I grew up gay in the ’70s and ’80s, when things were obviously much different than they are now. There was no gay culture for a gay teen in an American suburb, at all. The overriding message was there’s something wrong with you, there’s something inside of you that’s just wrong. It’s broken. It’s bad. It’s diseased. And so it’s a pretty harsh message to internalize when you’re, like, 11. It leaves you with three different options.
One is you just keep internalizing it and keep internalizing it and tell yourself you’re this horrible, diseased, broken person. And that’s why gay teens kill themselves.
Another strategy is to say I’m going to try and convince you that you’re wrong, right? I’m going to show you that I’m actually really normal in every other way. That’s the gay lobby in D.C., who are just, like, so intent on proving that they’re exactly like straight people in every single other way, so please accept us.
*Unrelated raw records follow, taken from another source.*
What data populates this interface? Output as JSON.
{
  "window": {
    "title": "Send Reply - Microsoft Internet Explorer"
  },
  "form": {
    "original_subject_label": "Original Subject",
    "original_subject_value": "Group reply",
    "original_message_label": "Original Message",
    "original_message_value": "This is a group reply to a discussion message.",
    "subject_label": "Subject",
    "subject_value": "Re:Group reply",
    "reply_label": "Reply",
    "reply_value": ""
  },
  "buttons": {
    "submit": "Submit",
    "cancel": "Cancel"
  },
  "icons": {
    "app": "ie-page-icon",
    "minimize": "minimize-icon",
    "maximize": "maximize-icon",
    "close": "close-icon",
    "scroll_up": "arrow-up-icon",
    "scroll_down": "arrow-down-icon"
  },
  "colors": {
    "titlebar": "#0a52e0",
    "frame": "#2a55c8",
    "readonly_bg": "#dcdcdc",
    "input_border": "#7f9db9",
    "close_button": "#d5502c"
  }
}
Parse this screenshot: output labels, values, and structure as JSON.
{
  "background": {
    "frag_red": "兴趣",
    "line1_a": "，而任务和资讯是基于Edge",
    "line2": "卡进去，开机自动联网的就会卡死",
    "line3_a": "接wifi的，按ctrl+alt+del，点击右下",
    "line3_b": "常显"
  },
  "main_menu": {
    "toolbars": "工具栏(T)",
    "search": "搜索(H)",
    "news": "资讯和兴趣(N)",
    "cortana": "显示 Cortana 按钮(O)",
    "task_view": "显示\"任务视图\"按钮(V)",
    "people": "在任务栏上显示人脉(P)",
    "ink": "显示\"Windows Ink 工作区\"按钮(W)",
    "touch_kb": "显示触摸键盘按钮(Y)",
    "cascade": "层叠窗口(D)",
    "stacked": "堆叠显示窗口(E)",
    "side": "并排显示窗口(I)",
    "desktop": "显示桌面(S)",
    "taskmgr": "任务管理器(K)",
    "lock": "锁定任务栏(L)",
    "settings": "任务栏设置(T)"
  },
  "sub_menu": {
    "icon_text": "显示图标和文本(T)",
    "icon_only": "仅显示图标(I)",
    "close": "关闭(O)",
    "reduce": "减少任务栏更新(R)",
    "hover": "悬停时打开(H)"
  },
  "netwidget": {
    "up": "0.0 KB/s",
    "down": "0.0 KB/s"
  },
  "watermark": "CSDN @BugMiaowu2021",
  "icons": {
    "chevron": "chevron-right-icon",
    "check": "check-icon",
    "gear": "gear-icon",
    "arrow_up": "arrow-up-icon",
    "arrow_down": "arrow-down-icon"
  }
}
And then, I think, a third strategy is just to say, You know what? Go fuck yourself. I’m going to be the one to impose judgments on you, and let’s examine the propriety of your behavior instead.”—Glenn Greenwald’s response to the question, “Was there a formative moment in your childhood that might’ve cast you in the adversarial role?” in his interview with GQ